As of 4:30PM ninety-six people had negotiated a ten-foot barbed-wire fence to enter Ft. Benning, site of the school. They engaged in this act of nonviolent civil disobedience despite the likelihood of facing substantial prison time. Twenty-six people are currently serving three-month and six-month prison sentences for peacefully crossing onto the base during last November?s convergence.

This weekend featured musicians and speakers from North and Latin America, including The Indigo Girls. Today was the largest gathering yet to close the SOA/WHISC; attributed to growing criticism of the war on terrorism, coupled with concern over turmoil in Latin America this past year involving SOA grads (e.g. the failed coup in Venezuela, the deteriorating human rights situation in Colombia).

?Bush said we must uproot every known terrorist training camp,? said Abi Miller (23, Harrisonburg, VA), one of the 26 presently in prison, ?We?re shining a light on one that?s operating with impunity in our backyard.?

The annual gathering marks the anniversary of the 1989 assassination of six Jesuit priests, their housekeeper and her daughter in El Salvador by SOA grads. In 1996 the Pentagon was forced to release training manuals used at the school that advocated the use of torture, extortion and execution. In December 2000 Congress authorized WHISC to replace SOA. The renaming was widely viewed as an attempt to diffuse criticism and disassociate the school from its reputation. SOA Watch maintains that the underlying purpose of the school, to control the economic and political systems of Latin America by training and influencing Latin American militaries, remains the same.

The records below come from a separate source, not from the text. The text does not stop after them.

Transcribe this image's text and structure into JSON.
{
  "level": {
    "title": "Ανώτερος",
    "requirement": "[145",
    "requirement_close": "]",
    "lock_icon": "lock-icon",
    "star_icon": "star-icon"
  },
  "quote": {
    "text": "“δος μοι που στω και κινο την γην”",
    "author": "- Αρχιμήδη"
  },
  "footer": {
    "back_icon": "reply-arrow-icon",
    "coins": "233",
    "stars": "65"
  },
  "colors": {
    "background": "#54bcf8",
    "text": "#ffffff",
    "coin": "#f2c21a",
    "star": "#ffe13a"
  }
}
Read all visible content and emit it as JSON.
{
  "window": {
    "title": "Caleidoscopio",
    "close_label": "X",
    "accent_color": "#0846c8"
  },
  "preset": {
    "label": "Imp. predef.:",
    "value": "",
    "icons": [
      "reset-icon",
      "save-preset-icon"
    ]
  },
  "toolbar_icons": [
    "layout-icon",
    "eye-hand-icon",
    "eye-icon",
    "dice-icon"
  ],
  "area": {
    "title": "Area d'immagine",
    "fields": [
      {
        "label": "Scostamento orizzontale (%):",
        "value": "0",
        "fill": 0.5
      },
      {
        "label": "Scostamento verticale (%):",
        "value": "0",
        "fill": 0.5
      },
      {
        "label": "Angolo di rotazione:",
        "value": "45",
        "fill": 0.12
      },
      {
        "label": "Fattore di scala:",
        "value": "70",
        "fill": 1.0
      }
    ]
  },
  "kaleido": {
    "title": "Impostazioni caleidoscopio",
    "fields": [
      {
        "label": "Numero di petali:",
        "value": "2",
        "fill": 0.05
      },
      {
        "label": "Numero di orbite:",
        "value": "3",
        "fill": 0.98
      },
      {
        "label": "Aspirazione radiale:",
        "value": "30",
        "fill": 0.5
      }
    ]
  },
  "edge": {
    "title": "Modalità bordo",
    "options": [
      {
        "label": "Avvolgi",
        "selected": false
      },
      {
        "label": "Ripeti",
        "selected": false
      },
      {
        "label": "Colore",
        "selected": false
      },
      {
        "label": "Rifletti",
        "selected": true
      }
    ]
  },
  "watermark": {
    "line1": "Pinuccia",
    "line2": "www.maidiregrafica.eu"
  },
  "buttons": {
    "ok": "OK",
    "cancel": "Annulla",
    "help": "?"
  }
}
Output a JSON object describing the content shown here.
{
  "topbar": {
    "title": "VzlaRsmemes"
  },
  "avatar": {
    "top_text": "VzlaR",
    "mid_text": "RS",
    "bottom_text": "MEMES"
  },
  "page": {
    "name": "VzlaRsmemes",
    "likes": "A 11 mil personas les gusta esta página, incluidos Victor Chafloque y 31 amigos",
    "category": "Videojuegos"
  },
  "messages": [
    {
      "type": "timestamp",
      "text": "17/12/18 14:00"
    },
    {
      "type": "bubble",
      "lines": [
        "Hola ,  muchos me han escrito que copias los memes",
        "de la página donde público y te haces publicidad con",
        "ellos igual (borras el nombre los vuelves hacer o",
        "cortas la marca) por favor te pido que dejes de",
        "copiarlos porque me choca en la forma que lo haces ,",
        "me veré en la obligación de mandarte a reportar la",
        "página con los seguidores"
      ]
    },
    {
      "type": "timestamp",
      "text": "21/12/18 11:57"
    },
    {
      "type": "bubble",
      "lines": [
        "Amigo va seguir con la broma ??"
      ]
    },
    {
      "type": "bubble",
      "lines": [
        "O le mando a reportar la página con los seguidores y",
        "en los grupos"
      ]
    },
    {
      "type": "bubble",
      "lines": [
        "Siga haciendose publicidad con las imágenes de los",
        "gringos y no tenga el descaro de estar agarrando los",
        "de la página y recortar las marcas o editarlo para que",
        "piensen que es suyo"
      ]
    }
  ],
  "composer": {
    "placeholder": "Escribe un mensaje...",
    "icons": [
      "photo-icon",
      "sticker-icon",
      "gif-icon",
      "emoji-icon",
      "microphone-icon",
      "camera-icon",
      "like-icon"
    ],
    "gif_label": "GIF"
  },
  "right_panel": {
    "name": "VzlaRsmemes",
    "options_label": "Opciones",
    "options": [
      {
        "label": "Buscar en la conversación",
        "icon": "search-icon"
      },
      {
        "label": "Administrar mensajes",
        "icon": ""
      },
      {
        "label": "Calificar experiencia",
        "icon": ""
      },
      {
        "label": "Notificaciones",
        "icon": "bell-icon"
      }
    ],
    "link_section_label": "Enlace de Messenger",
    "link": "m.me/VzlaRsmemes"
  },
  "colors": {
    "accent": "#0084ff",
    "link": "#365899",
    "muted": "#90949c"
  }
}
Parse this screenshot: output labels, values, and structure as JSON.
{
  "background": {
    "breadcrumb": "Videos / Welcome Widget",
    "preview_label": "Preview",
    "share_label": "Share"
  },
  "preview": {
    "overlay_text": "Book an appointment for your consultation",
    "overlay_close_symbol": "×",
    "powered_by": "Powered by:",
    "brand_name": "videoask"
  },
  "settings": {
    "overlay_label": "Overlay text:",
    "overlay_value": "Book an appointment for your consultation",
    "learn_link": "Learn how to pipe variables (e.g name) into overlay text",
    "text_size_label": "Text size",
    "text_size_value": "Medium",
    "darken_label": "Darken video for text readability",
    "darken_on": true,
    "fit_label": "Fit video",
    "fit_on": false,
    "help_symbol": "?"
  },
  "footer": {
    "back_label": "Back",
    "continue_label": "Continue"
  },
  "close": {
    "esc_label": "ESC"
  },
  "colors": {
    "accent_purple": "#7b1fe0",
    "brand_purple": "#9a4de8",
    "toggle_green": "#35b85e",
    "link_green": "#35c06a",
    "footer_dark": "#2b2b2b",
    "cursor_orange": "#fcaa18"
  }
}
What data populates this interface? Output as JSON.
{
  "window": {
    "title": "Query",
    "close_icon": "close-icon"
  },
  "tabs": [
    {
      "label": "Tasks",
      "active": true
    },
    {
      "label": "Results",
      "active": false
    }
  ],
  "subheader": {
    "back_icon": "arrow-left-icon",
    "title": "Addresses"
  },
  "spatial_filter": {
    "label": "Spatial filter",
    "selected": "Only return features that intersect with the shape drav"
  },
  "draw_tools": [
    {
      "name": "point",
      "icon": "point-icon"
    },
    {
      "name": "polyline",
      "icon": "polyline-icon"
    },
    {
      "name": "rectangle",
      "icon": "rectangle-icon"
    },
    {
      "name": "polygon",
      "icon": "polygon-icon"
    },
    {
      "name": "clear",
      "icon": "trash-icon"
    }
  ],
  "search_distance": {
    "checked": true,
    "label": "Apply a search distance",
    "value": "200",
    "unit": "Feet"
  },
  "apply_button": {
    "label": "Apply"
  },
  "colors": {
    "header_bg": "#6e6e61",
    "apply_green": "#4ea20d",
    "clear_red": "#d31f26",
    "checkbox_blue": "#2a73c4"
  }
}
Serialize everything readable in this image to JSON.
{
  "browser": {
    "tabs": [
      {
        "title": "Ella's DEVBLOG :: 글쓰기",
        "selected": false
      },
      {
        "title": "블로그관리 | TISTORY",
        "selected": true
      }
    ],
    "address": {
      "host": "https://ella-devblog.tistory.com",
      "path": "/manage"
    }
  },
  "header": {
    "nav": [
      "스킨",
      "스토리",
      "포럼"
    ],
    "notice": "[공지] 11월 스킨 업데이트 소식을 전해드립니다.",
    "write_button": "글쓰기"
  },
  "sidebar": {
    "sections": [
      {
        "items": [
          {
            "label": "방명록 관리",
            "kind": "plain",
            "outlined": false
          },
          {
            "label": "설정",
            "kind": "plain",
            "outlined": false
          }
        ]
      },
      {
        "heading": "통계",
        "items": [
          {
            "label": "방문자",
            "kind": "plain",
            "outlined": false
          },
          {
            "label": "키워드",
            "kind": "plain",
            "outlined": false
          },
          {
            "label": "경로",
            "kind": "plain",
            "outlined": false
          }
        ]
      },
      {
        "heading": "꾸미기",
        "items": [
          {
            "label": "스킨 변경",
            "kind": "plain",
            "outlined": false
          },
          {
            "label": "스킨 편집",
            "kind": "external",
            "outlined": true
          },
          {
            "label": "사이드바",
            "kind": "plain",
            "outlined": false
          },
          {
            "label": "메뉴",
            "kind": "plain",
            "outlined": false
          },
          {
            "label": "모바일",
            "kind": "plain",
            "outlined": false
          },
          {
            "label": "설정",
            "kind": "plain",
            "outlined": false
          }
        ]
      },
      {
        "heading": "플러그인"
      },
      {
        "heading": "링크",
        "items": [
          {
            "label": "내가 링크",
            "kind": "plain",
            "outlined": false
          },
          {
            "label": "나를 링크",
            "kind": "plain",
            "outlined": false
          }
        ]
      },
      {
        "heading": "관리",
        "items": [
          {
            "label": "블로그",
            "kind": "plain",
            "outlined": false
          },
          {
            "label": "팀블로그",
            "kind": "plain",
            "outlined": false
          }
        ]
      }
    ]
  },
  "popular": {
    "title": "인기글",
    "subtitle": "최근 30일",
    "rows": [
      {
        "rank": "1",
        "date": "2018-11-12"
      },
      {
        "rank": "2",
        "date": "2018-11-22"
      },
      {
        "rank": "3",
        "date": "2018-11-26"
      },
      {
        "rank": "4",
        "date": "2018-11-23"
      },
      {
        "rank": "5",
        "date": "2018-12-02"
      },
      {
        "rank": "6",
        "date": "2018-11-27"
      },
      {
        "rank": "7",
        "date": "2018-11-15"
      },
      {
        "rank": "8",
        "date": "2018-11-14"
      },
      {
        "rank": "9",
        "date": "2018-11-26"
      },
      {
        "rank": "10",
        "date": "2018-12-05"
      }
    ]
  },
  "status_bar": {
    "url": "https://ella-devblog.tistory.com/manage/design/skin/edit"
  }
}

?The SOA is part of a corporate-hijacked foreign policy that?s making us a lot of enemies,? said Fr. Roy Bourgeois, founder of SOA Watch. ?If we want lasting peace and security we need a foreign policy that reflects our values of justice, democracy and dignity.?